Early on, she started to dream of becoming a performer. She also began coping with issues of sexuality that she couldn’t quite comprehend. Why, as a teen, was she still having crushes on girls and not having crushes on boys? “I remember almost passing out with the fear and deep shame and absolute dread that I wouldn’t be able to outrun this feeling. So that was another turning point really: Trying not to be a lesbian.”
Then came the 1980s. She graduated from the National Theatre School and started making a name for herself as an actor. She scored her first major success as a playwright with Goodnight Desdemona (Good Morning Juliet), an engaging riff on what women in Shakespeare’s plays were really up to. And she publicly came out as gay. “I not only came out but made a point of coming out in as many directions and domains as possible,” she laughs. Though she felt an obligation to herself and the gay community to be honest, it created “a terrible rift” with her family. “It took them 10 years to come around, and when they did they really did come around. But it was a very tough time.”
Then came her triumphant move into fiction in 1996 with Fall On Your Knees, a sweeping multi-generational saga about the fortunes and misfortunes of a Cape Breton family. Fall On Your Knees gained new admirers just this year when a stage version toured four Canadian cities: Ottawa, Toronto, London and Halifax.
Her latest bestseller, Fayne, is a 722-page spellbinder that evokes the late Victorian era and introduces another of Ann-Marie’s captivating heroines.
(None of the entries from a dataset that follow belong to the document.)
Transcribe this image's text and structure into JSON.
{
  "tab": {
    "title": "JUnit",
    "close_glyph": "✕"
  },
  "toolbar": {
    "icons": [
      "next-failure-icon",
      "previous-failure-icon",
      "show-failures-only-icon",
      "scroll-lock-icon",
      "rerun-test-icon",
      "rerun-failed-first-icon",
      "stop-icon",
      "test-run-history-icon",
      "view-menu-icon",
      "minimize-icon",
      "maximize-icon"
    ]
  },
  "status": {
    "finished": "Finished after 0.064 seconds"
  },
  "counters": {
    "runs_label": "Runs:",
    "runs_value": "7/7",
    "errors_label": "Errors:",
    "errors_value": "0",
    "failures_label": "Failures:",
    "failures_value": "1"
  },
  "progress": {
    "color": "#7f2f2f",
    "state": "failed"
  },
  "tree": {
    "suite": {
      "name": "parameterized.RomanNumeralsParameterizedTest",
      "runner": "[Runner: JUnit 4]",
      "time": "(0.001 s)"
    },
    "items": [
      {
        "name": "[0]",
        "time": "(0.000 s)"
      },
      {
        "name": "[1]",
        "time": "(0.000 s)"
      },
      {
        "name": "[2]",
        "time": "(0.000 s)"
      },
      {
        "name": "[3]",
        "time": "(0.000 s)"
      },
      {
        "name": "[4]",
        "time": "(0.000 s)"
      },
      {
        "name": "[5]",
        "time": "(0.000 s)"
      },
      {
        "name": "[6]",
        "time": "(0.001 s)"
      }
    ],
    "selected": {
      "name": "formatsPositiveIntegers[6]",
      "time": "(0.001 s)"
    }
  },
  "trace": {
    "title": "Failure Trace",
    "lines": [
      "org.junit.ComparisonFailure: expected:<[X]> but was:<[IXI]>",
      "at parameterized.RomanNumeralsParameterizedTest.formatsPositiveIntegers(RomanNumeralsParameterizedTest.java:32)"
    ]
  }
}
She’s Charlotte Bell, a feisty young lady with an insatiable curiosity about the world, a distinctly unVictorian belief that she has a right to become a doctor, a determination to unearth family secrets—and, oh yes, a “mysterious condition” that today would be described as gender fluidity.
All five MacDonald novels contain female protagonists that can be seen as reflections of their creator. “These are characters that resonate with me personally and relate to ones I have encountered in literature myself,” Ann-Marie says. “High-spirited, serious, vulnerable—I love characters with a huge appetite for life. We know they’ll encounter a lot of pain and suffering, but that’s a way to self-knowledge. As a writer I have an appetite for story, also an appetite for a joy that survives.”
Joy is evident when she talks about her own family life. She recalls first meeting Alisa Palmer at a theatrical funding event. “We became friends and colleagues, but it wasn’t until the late 1990s that we got together romantically, as they say. Our relationship had a foundation of collegiality and when the law came around, we got married on July 4, 2003.”
Then, to her astonishment, she found herself a mother. “I grew up without any expectation of becoming a parent, but Alisa always had a dream of one day becoming a mother. Because I was now with her, that opened up my heart . . . and I think how lucky I am to have these kids who are such great people.”
Now, she notes, “My two kids are hitting 18 and 20, so that’s a big deal.” So was turning 65, as she did in October. “If you’re an author or playwright, you’re basically conducting your working life without pension or benefits. For me and my cohort, retirement has never been on the horizon, so as long as I’m healthy I will keep working.”
Indeed, when she looks at herself and others of her generation, she sees no point in fading away. In fact, after appearing at Celebrate Women 2023, an event hosted by the Canadian Federation of University Women in Sudbury a few months ago, she was enthused about the future: “All these retired boomer women who are unleashing this incredible activist energy. We need them.”